every religion around it, and every religion that went before it, including Judaism and Christianity. Thus, Jesus, in the choicest of all prayers, prayed “Our Father who art in Heaven,” lifting a concept of “The Sky Father” directly from Zoroastrian religion of Persia that existed centuries before he was born. Thus the word Easter, taken from the Sanskrit word for dawn, borrows from the religious concept of the resurrection and renewal of all life that existed for thousands of years before Jesus died on a cross.
Every educated person must know that the religions of humanity do not exist in self-contained boxes, impenetrated by each other. The religious experience of the world is a vast tapestry of patterns woven geographically and historically, sharing and profoundly related to one another in symbols, ideals, and ethics -all dealing with universal human experiences of birth, marriage, death, kinship, idealism, and philosophy. Truth, understanding, and beauty flow through them all. None possesses a monopoly on truth or religious wisdom.
Now I admit that I could never make a good Buddhist if it were obligatory to shave my head and bow my spirit before the gong-beat of punctuated meditation, but when I reflect on the pity and compassion shown by the gentle Buddha toward the suffering of the world, then I feel at one with six hundred million Buddhists across the world who would follow his path.
I could never swallow Hindu images of divine beings with three faces and three sets of arms, and yoga only sets me to yawning with boredom, but when I think that for five thousand years, Hinduism has never tried to impose ecclesiastical uniformity on anyone, nor ever felt any divine mission to convert the world, then I am content to reach out to that breadth of tolerance. I could never touch my forehead to the ground five times a day at the muezzin’s call as do the Moslems, nor ascribe to Islam’s militancy, but when I reflect that Islam kept astronomy, mathematics, architecture, chemistry, poetry, and art alive when Christian Europe was sunk in a thousand years of darkness, brought civilization to the Arabian desert, and is totally colorblind, then I can still say, “Salaam, and thank you,” in all sincerity.

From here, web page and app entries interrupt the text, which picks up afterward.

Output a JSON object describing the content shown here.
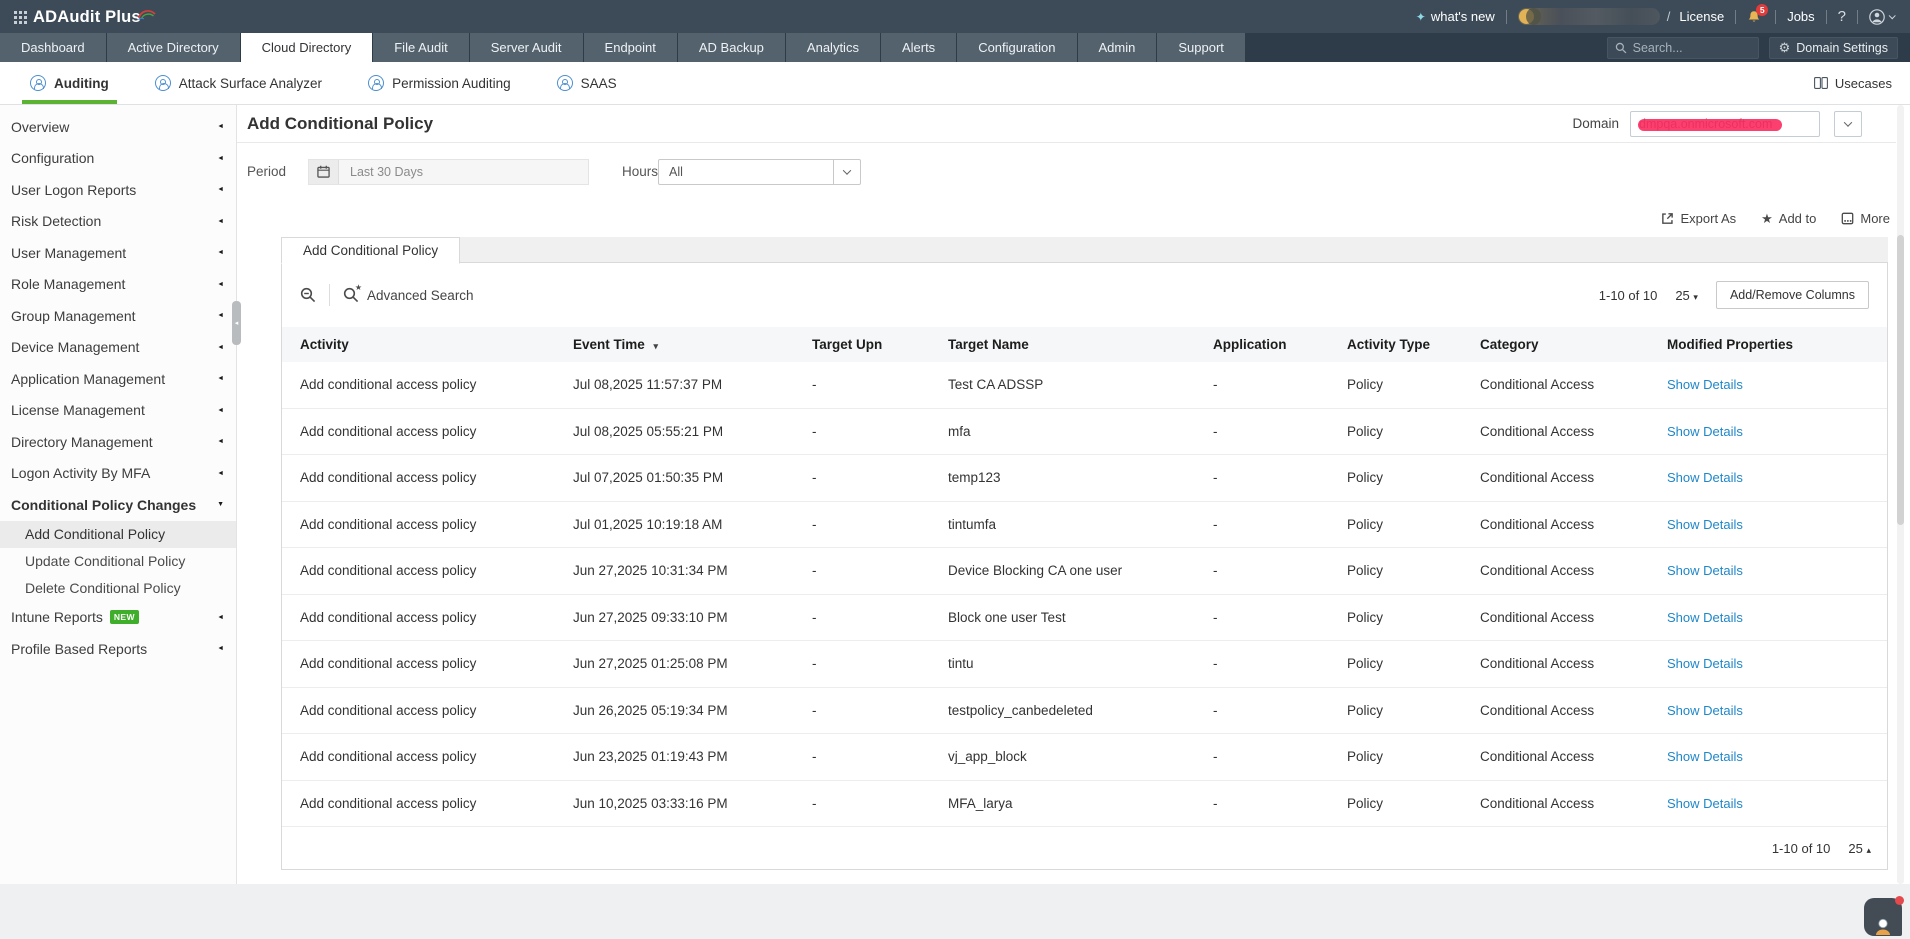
{
  "brand": {
    "name": "ADAudit Plus"
  },
  "topbar": {
    "whats_new": "what's new",
    "slash": "/",
    "license": "License",
    "notification_count": "5",
    "jobs": "Jobs",
    "help": "?"
  },
  "nav": {
    "tabs": [
      {
        "label": "Dashboard"
      },
      {
        "label": "Active Directory"
      },
      {
        "label": "Cloud Directory",
        "cls": "active"
      },
      {
        "label": "File Audit"
      },
      {
        "label": "Server Audit"
      },
      {
        "label": "Endpoint"
      },
      {
        "label": "AD Backup"
      },
      {
        "label": "Analytics"
      },
      {
        "label": "Alerts"
      },
      {
        "label": "Configuration"
      },
      {
        "label": "Admin"
      },
      {
        "label": "Support"
      }
    ],
    "search_placeholder": "Search...",
    "domain_settings": "Domain Settings"
  },
  "subnav": {
    "items": [
      {
        "label": "Auditing",
        "cls": "active",
        "icon": "auditing-icon"
      },
      {
        "label": "Attack Surface Analyzer",
        "icon": "attack-surface-analyzer-icon"
      },
      {
        "label": "Permission Auditing",
        "icon": "permission-auditing-icon"
      },
      {
        "label": "SAAS",
        "icon": "saas-icon"
      }
    ],
    "usecases": "Usecases"
  },
  "sidebar": {
    "items": [
      {
        "label": "Overview",
        "chev": "chevron-left-icon"
      },
      {
        "label": "Configuration",
        "chev": "chevron-left-icon"
      },
      {
        "label": "User Logon Reports",
        "chev": "chevron-left-icon"
      },
      {
        "label": "Risk Detection",
        "chev": "chevron-left-icon"
      },
      {
        "label": "User Management",
        "chev": "chevron-left-icon"
      },
      {
        "label": "Role Management",
        "chev": "chevron-left-icon"
      },
      {
        "label": "Group Management",
        "chev": "chevron-left-icon"
      },
      {
        "label": "Device Management",
        "chev": "chevron-left-icon"
      },
      {
        "label": "Application Management",
        "chev": "chevron-left-icon"
      },
      {
        "label": "License Management",
        "chev": "chevron-left-icon"
      },
      {
        "label": "Directory Management",
        "chev": "chevron-left-icon"
      },
      {
        "label": "Logon Activity By MFA",
        "chev": "chevron-left-icon"
      },
      {
        "label": "Conditional Policy Changes",
        "cls": "expanded",
        "chev": "chevron-down-icon"
      },
      {
        "label": "Add Conditional Policy",
        "cls": "child selected"
      },
      {
        "label": "Update Conditional Policy",
        "cls": "child"
      },
      {
        "label": "Delete Conditional Policy",
        "cls": "child"
      },
      {
        "label": "Intune Reports",
        "badge": "NEW",
        "chev": "chevron-left-icon"
      },
      {
        "label": "Profile Based Reports",
        "chev": "chevron-left-icon"
      }
    ]
  },
  "main": {
    "title": "Add Conditional Policy",
    "domain_label": "Domain",
    "domain_value": "dmpqa.onmicrosoft.com",
    "period_label": "Period",
    "period_value": "Last 30 Days",
    "hours_label": "Hours",
    "hours_value": "All",
    "actions": {
      "export": "Export As",
      "add_to": "Add to",
      "more": "More"
    },
    "report_tab": "Add Conditional Policy",
    "advanced_search": "Advanced Search",
    "pagination_top": {
      "range": "1-10 of 10",
      "page_size": "25"
    },
    "add_remove_columns": "Add/Remove Columns",
    "pagination_bottom": {
      "range": "1-10 of 10",
      "page_size": "25"
    }
  },
  "table": {
    "columns": [
      "Activity",
      "Event Time",
      "Target Upn",
      "Target Name",
      "Application",
      "Activity Type",
      "Category",
      "Modified Properties"
    ],
    "rows": [
      {
        "activity": "Add conditional access policy",
        "time": "Jul 08,2025 11:57:37 PM",
        "upn": "-",
        "target": "Test CA ADSSP",
        "app": "-",
        "type": "Policy",
        "category": "Conditional Access",
        "link": "Show Details"
      },
      {
        "activity": "Add conditional access policy",
        "time": "Jul 08,2025 05:55:21 PM",
        "upn": "-",
        "target": "mfa",
        "app": "-",
        "type": "Policy",
        "category": "Conditional Access",
        "link": "Show Details"
      },
      {
        "activity": "Add conditional access policy",
        "time": "Jul 07,2025 01:50:35 PM",
        "upn": "-",
        "target": "temp123",
        "app": "-",
        "type": "Policy",
        "category": "Conditional Access",
        "link": "Show Details"
      },
      {
        "activity": "Add conditional access policy",
        "time": "Jul 01,2025 10:19:18 AM",
        "upn": "-",
        "target": "tintumfa",
        "app": "-",
        "type": "Policy",
        "category": "Conditional Access",
        "link": "Show Details"
      },
      {
        "activity": "Add conditional access policy",
        "time": "Jun 27,2025 10:31:34 PM",
        "upn": "-",
        "target": "Device Blocking CA one user",
        "app": "-",
        "type": "Policy",
        "category": "Conditional Access",
        "link": "Show Details"
      },
      {
        "activity": "Add conditional access policy",
        "time": "Jun 27,2025 09:33:10 PM",
        "upn": "-",
        "target": "Block one user Test",
        "app": "-",
        "type": "Policy",
        "category": "Conditional Access",
        "link": "Show Details"
      },
      {
        "activity": "Add conditional access policy",
        "time": "Jun 27,2025 01:25:08 PM",
        "upn": "-",
        "target": "tintu",
        "app": "-",
        "type": "Policy",
        "category": "Conditional Access",
        "link": "Show Details"
      },
      {
        "activity": "Add conditional access policy",
        "time": "Jun 26,2025 05:19:34 PM",
        "upn": "-",
        "target": "testpolicy_canbedeleted",
        "app": "-",
        "type": "Policy",
        "category": "Conditional Access",
        "link": "Show Details"
      },
      {
        "activity": "Add conditional access policy",
        "time": "Jun 23,2025 01:19:43 PM",
        "upn": "-",
        "target": "vj_app_block",
        "app": "-",
        "type": "Policy",
        "category": "Conditional Access",
        "link": "Show Details"
      },
      {
        "activity": "Add conditional access policy",
        "time": "Jun 10,2025 03:33:16 PM",
        "upn": "-",
        "target": "MFA_larya",
        "app": "-",
        "type": "Policy",
        "category": "Conditional Access",
        "link": "Show Details"
      }
    ]
  },
  "colors": {
    "accent_green": "#5cb233",
    "link_blue": "#1f87c9",
    "redaction_pink": "#fb2a5e",
    "header_dark": "#3d4b59"
  }
}
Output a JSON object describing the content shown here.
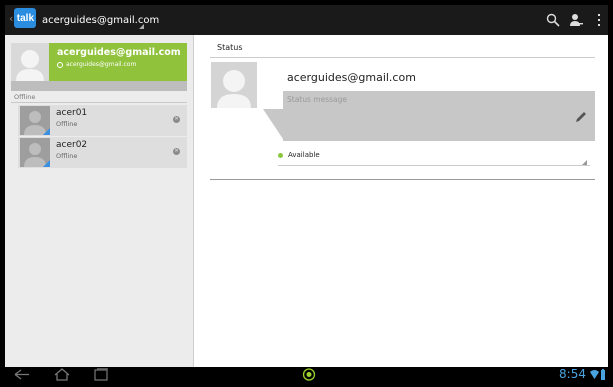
{
  "app": {
    "logo_text": "talk"
  },
  "action_bar": {
    "account": "acerguides@gmail.com",
    "icons": [
      "search-icon",
      "add-contact-icon",
      "overflow-menu-icon"
    ]
  },
  "me": {
    "name": "acerguides@gmail.com",
    "sub": "acerguides@gmail.com"
  },
  "contacts_section": {
    "header": "Offline",
    "items": [
      {
        "name": "acer01",
        "status": "Offline"
      },
      {
        "name": "acer02",
        "status": "Offline"
      }
    ]
  },
  "status_panel": {
    "title": "Status",
    "profile_name": "acerguides@gmail.com",
    "status_placeholder": "Status message",
    "availability": "Available"
  },
  "nav_bar": {
    "time": "8:54",
    "icons": [
      "back-icon",
      "home-icon",
      "recent-apps-icon",
      "app-launcher-icon",
      "wifi-icon",
      "battery-icon"
    ]
  },
  "colors": {
    "accent_green": "#90c23c",
    "available_dot": "#8cc63f",
    "clock_blue": "#4aa3df"
  }
}
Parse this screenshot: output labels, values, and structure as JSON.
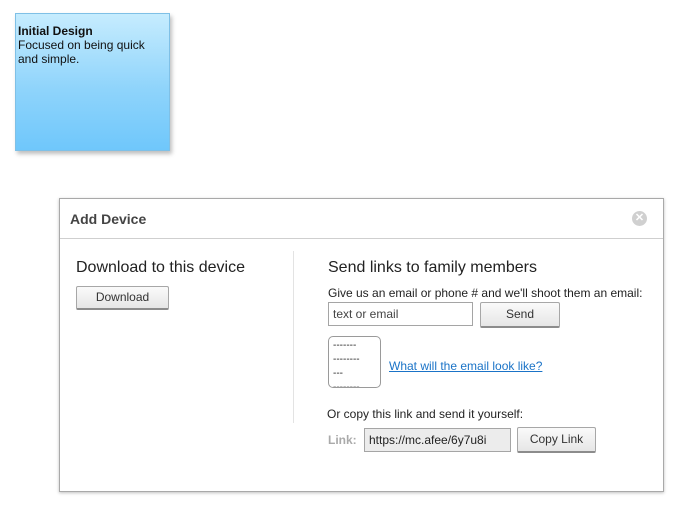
{
  "note": {
    "title": "Initial Design",
    "body": "Focused on being quick and simple."
  },
  "dialog": {
    "title": "Add Device",
    "close_icon": "close-icon",
    "download": {
      "heading": "Download to this device",
      "button_label": "Download"
    },
    "send": {
      "heading": "Send links to family members",
      "instructions": "Give us an email or phone # and we'll shoot them an email:",
      "input_placeholder": "text or email",
      "send_label": "Send",
      "preview_lines": [
        "-------",
        "--------",
        "---",
        "--------"
      ],
      "preview_link": "What will the email look like?",
      "copy_instructions": "Or copy this link and send it yourself:",
      "link_label": "Link:",
      "link_value": "https://mc.afee/6y7u8i",
      "copy_label": "Copy Link"
    }
  }
}
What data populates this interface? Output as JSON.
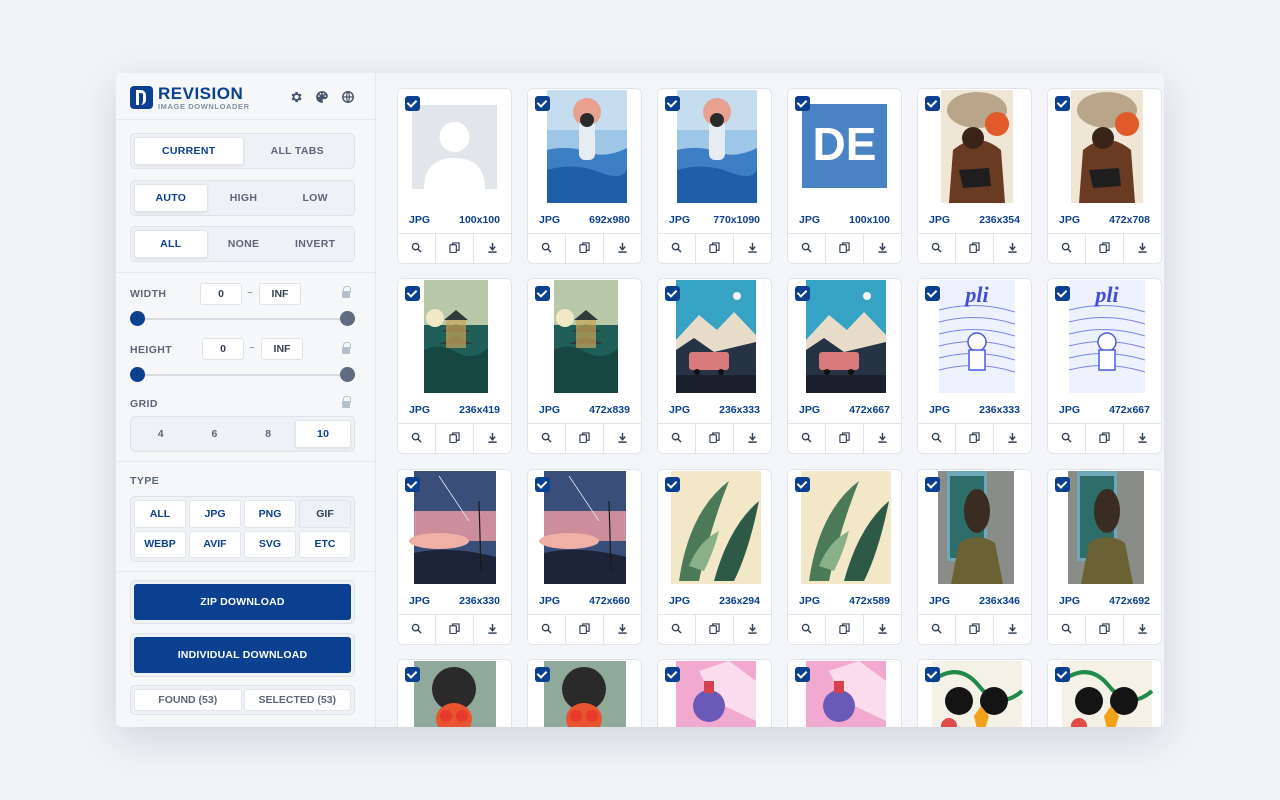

There are four ways of reacting to the diversity of religions in the world. The first and worst may be called DISPLACEMENT. In it, you attempt to displace all other points of view and replace them with your own. You organize and pay missionaries to do this. Next best is TOLERATION, or a neutral attitude of studied indifference. Not an offensive approach, certainly, but passive, undynamic, and uninspired. Third, ECLECTICISM, selecting out of the mélange certain aspects, and putting them in what is, principally, your own framework. An example of this would be Ba’hai which has 9 recognized world saviors. It has kept the notion of “savior,” yet fitted 9 of them into its own frame of reference. Fourth is SYNCRETISM; A full synthesis, or full acceptance of the totality of human aspiration.
To stand upon the shoulders of the past and not be buried by it is the challenge of our age of One World. This is just the way we should deal with the great heritage of human ideals and aspirations we have received from the past, and that have come down to us from the prophets and teachers of every age and tradition.
THE TRUTH ABOUT UNIVERSALISM IS THAT IT IS UNIVERSAL.